#### Data

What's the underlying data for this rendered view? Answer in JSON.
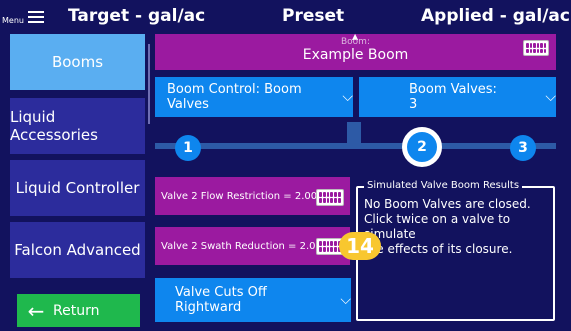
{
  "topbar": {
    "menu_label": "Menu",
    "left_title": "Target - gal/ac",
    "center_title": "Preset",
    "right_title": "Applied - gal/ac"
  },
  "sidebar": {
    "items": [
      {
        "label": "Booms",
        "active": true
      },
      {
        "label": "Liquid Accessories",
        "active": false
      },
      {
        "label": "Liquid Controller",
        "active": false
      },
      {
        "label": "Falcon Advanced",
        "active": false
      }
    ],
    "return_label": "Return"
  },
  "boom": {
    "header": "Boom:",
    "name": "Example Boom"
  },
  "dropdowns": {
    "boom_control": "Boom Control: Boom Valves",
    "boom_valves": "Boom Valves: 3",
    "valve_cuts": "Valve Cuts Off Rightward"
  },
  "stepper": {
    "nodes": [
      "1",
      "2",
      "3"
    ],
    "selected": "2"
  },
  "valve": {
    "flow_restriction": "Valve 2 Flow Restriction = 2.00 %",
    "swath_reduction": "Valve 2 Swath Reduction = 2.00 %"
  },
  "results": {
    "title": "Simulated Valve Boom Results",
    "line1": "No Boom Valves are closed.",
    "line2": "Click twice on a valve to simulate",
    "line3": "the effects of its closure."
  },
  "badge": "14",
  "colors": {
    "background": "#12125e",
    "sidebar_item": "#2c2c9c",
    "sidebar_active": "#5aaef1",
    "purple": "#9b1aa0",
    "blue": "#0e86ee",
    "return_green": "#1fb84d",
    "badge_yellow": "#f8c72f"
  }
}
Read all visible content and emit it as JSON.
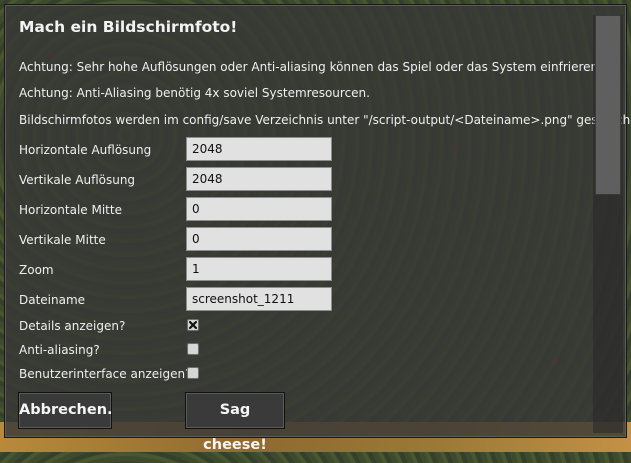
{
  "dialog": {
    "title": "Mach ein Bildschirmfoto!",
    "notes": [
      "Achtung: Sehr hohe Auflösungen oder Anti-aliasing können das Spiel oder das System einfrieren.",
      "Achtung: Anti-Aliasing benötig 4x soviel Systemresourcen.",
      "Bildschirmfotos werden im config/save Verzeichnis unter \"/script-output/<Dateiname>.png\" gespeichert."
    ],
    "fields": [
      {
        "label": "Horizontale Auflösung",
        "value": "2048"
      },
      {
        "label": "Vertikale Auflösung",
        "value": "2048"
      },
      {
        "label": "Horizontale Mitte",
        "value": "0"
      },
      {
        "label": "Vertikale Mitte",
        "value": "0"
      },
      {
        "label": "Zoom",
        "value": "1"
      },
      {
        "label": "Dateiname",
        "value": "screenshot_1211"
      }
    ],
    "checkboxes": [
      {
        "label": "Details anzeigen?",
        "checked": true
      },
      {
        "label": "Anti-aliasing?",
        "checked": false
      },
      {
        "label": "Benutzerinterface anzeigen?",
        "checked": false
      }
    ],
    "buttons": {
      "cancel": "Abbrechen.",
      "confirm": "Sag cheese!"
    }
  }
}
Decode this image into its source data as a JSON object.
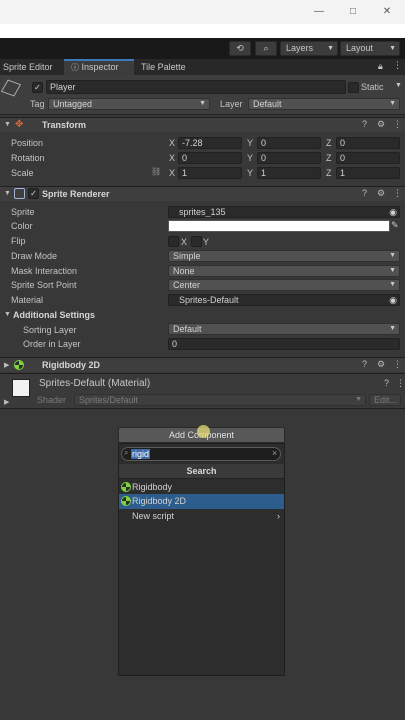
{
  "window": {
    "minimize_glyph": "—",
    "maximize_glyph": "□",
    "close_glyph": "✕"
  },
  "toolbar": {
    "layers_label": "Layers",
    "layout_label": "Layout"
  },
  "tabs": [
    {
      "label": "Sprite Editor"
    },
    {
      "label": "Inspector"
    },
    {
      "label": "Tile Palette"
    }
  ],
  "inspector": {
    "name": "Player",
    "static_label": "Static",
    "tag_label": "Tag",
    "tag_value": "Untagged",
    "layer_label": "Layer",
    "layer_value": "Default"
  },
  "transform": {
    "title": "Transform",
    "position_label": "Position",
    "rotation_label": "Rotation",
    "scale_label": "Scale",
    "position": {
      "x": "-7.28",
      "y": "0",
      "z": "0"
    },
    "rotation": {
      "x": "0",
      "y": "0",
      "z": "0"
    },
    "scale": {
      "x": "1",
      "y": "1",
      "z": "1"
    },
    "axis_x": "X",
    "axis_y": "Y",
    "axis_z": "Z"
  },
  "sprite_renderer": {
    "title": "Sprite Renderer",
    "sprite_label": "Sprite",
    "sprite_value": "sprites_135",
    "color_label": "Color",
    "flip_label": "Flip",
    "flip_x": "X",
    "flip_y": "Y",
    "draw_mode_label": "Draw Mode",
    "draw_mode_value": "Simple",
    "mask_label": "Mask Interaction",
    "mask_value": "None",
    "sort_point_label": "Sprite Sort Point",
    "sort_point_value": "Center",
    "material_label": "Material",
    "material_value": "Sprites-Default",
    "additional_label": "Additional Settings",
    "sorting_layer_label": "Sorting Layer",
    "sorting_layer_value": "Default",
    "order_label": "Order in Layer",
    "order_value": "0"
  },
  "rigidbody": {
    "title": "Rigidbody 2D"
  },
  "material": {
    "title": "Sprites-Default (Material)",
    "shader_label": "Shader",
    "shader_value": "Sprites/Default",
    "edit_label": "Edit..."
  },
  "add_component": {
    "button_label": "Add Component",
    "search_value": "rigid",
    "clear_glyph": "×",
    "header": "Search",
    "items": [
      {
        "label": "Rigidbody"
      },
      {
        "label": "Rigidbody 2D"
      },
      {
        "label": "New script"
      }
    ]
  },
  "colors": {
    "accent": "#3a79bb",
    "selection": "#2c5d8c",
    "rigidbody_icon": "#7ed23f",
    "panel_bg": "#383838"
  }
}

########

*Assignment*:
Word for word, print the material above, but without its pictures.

*Output of the exercise*:
What's the underlying data for this rendered view? Answer in JSON.
{
  "topbar": {
    "menu_label": "Menu",
    "left_title": "Target - gal/ac",
    "center_title": "Preset",
    "right_title": "Applied - gal/ac"
  },
  "sidebar": {
    "items": [
      {
        "label": "Booms",
        "active": true
      },
      {
        "label": "Liquid Accessories",
        "active": false
      },
      {
        "label": "Liquid Controller",
        "active": false
      },
      {
        "label": "Falcon Advanced",
        "active": false
      }
    ],
    "return_label": "Return"
  },
  "boom": {
    "header": "Boom:",
    "name": "Example Boom"
  },
  "dropdowns": {
    "boom_control": "Boom Control: Boom Valves",
    "boom_valves": "Boom Valves: 3",
    "valve_cuts": "Valve Cuts Off Rightward"
  },
  "stepper": {
    "nodes": [
      "1",
      "2",
      "3"
    ],
    "selected": "2"
  },
  "valve": {
    "flow_restriction": "Valve 2 Flow Restriction = 2.00 %",
    "swath_reduction": "Valve 2 Swath Reduction = 2.00 %"
  },
  "results": {
    "title": "Simulated Valve Boom Results",
    "line1": "No Boom Valves are closed.",
    "line2": "Click twice on a valve to simulate",
    "line3": "the effects of its closure."
  },
  "badge": "14",
  "colors": {
    "background": "#12125e",
    "sidebar_item": "#2c2c9c",
    "sidebar_active": "#5aaef1",
    "purple": "#9b1aa0",
    "blue": "#0e86ee",
    "return_green": "#1fb84d",
    "badge_yellow": "#f8c72f"
  }
}
Read all visible content and emit it as JSON.
{
  "dialog": {
    "title": "Mach ein Bildschirmfoto!",
    "notes": [
      "Achtung: Sehr hohe Auflösungen oder Anti-aliasing können das Spiel oder das System einfrieren.",
      "Achtung: Anti-Aliasing benötig 4x soviel Systemresourcen.",
      "Bildschirmfotos werden im config/save Verzeichnis unter \"/script-output/<Dateiname>.png\" gespeichert."
    ],
    "fields": [
      {
        "label": "Horizontale Auflösung",
        "value": "2048"
      },
      {
        "label": "Vertikale Auflösung",
        "value": "2048"
      },
      {
        "label": "Horizontale Mitte",
        "value": "0"
      },
      {
        "label": "Vertikale Mitte",
        "value": "0"
      },
      {
        "label": "Zoom",
        "value": "1"
      },
      {
        "label": "Dateiname",
        "value": "screenshot_1211"
      }
    ],
    "checkboxes": [
      {
        "label": "Details anzeigen?",
        "checked": true
      },
      {
        "label": "Anti-aliasing?",
        "checked": false
      },
      {
        "label": "Benutzerinterface anzeigen?",
        "checked": false
      }
    ],
    "buttons": {
      "cancel": "Abbrechen.",
      "confirm": "Sag cheese!"
    }
  }
}
Decode this image into its source data as a JSON object.
{
  "window": {
    "minimize_glyph": "—",
    "maximize_glyph": "□",
    "close_glyph": "✕"
  },
  "toolbar": {
    "layers_label": "Layers",
    "layout_label": "Layout"
  },
  "tabs": [
    {
      "label": "Sprite Editor"
    },
    {
      "label": "Inspector"
    },
    {
      "label": "Tile Palette"
    }
  ],
  "inspector": {
    "name": "Player",
    "static_label": "Static",
    "tag_label": "Tag",
    "tag_value": "Untagged",
    "layer_label": "Layer",
    "layer_value": "Default"
  },
  "transform": {
    "title": "Transform",
    "position_label": "Position",
    "rotation_label": "Rotation",
    "scale_label": "Scale",
    "position": {
      "x": "-7.28",
      "y": "0",
      "z": "0"
    },
    "rotation": {
      "x": "0",
      "y": "0",
      "z": "0"
    },
    "scale": {
      "x": "1",
      "y": "1",
      "z": "1"
    },
    "axis_x": "X",
    "axis_y": "Y",
    "axis_z": "Z"
  },
  "sprite_renderer": {
    "title": "Sprite Renderer",
    "sprite_label": "Sprite",
    "sprite_value": "sprites_135",
    "color_label": "Color",
    "flip_label": "Flip",
    "flip_x": "X",
    "flip_y": "Y",
    "draw_mode_label": "Draw Mode",
    "draw_mode_value": "Simple",
    "mask_label": "Mask Interaction",
    "mask_value": "None",
    "sort_point_label": "Sprite Sort Point",
    "sort_point_value": "Center",
    "material_label": "Material",
    "material_value": "Sprites-Default",
    "additional_label": "Additional Settings",
    "sorting_layer_label": "Sorting Layer",
    "sorting_layer_value": "Default",
    "order_label": "Order in Layer",
    "order_value": "0"
  },
  "rigidbody": {
    "title": "Rigidbody 2D"
  },
  "material": {
    "title": "Sprites-Default (Material)",
    "shader_label": "Shader",
    "shader_value": "Sprites/Default",
    "edit_label": "Edit..."
  },
  "add_component": {
    "button_label": "Add Component",
    "search_value": "rigid",
    "clear_glyph": "×",
    "header": "Search",
    "items": [
      {
        "label": "Rigidbody"
      },
      {
        "label": "Rigidbody 2D"
      },
      {
        "label": "New script"
      }
    ]
  },
  "colors": {
    "accent": "#3a79bb",
    "selection": "#2c5d8c",
    "rigidbody_icon": "#7ed23f",
    "panel_bg": "#383838"
  }
}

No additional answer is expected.